One grew up in the urban streets of Rishon LeZion; the other was raised on a moshav. Together, Israeli high school graduates Or Shaham and Lior Bar are determined to share everything they know about Israel as Atlanta’s new shinshinim during a service year before they enter the Israeli army.
The Shinshinim program, supported by the Jewish Agency for Israel in partnership with the Jewish Federation of Greater Atlanta, invites young Israelis to share their love and knowledge of the country through various organizations, synagogues and Jewish day schools while fostering a greater understanding among youths between the two communities.
“I have all this experience that I am bringing with me from Israel which is deeply imprinted in my life and personality, and having this opportunity to be a part of Shinshinim allows me to share that with a second Jewish community,” Bar said. “It allows people to see me, my perspective, and hopefully to enrich theirs.”
Although this is not Bar’s first time visiting the United States, as she previously lived in Mexico, Atlanta has grown on her.
“It’s a big difference, as I am used to walking past multiple buildings and crowded areas, compared to open spaces and vast yards; however, it is also very beautiful,” she said.
Shaham added, “Living in the States is much different from traveling through, as you have to work, possess your own car and are staying with host families, but it’s something I look forward to embracing as it is very different from living on a moshav.”
During their stay, Shaham and Bar hope to foster a love of Israel in as many youths as possible by establishing friendships and partnering with various organizations, including the Atlanta Jewish Teen Initiative.
“We wanted to create a pilot that would include specific organizations the girls could visit. Since we can’t send everyone to Israel, we figured we can bring a little bit of the country here,” said Roey Shoshan, who is leading Shinshinim locally as Federation’s director of Israel and overseas initiatives.
Moving forward, the young women hope to be resources for community members across Atlanta.
“I think that meeting someone from Israel, hearing their story and connecting with them will enhance their point of view in the long run,” Bar said.
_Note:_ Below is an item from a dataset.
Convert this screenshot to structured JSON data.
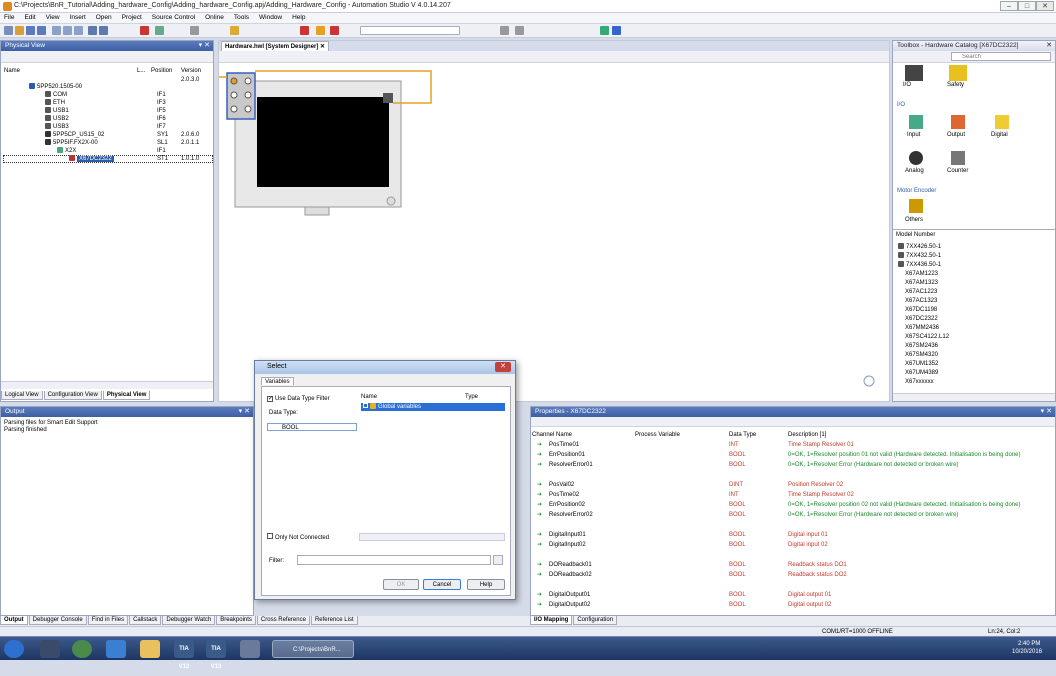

In addition to shifting viewpoints, they hope to generate closer ties to Judaism within the community.
“We represent something that people may not often see within the States, but learning from each other will bring us closer,” Bar said.
“I hope people remember us the next time they hear or read something about Israel and possibly have a different perspective,” Shaham said.
Bar learned about Shinshinim through her older sister, who did not participate in the program but piqued Bar’s interest. “I realized that this is something that could really enrich my life while I gave something and received something back in return.”
Shaham was already familiar with shnat sherut, which similarly sends high school graduates to conduct one year of community service before entering the Israel Defense Forces. She discovered the Shinshinim program through a youth delegation while visiting a Jewish community in Melbourne, Australia.
“I really wanted to participate in a similar program and meet people who are in some ways similar and in some ways different from me while creating new connections” Shaham said.
The shinshinim, who were selected out of 40 applicants based on how well they would fit the community, will stay with host families for four months at a time.
“I know the community well and sought to pick two individuals which would work well together and complement each other,” Roey Shoshan said.
Bar said the application process includes 2,000 to 3,000 people, as indicated by the Jewish Agency for Israel, and involves seven months of screenings, interviews and sorting to narrow the group down to 113 people for 28 communities.
With their different personalities, Shaham and Bar are pioneers, shaping how the Shinshinim program will work and be perceived in the future.
“Their experience is just as important for us as it is for them,” Roey Shoshan said. “They are also taking a part of Atlanta’s community back with them, and I can’t think of a better way to support the Federation. This is not a question of religion, but the state of Israel, a conversation we are here to help change and share.”
The Shinshinim Program is looking for host families. If you are interested in hosting a shinshin or know of a family who would be interested, contact Federation’s Israel and overseas director, Roey Shoshan, at 404-870-1869 or firstname.lastname@example.org.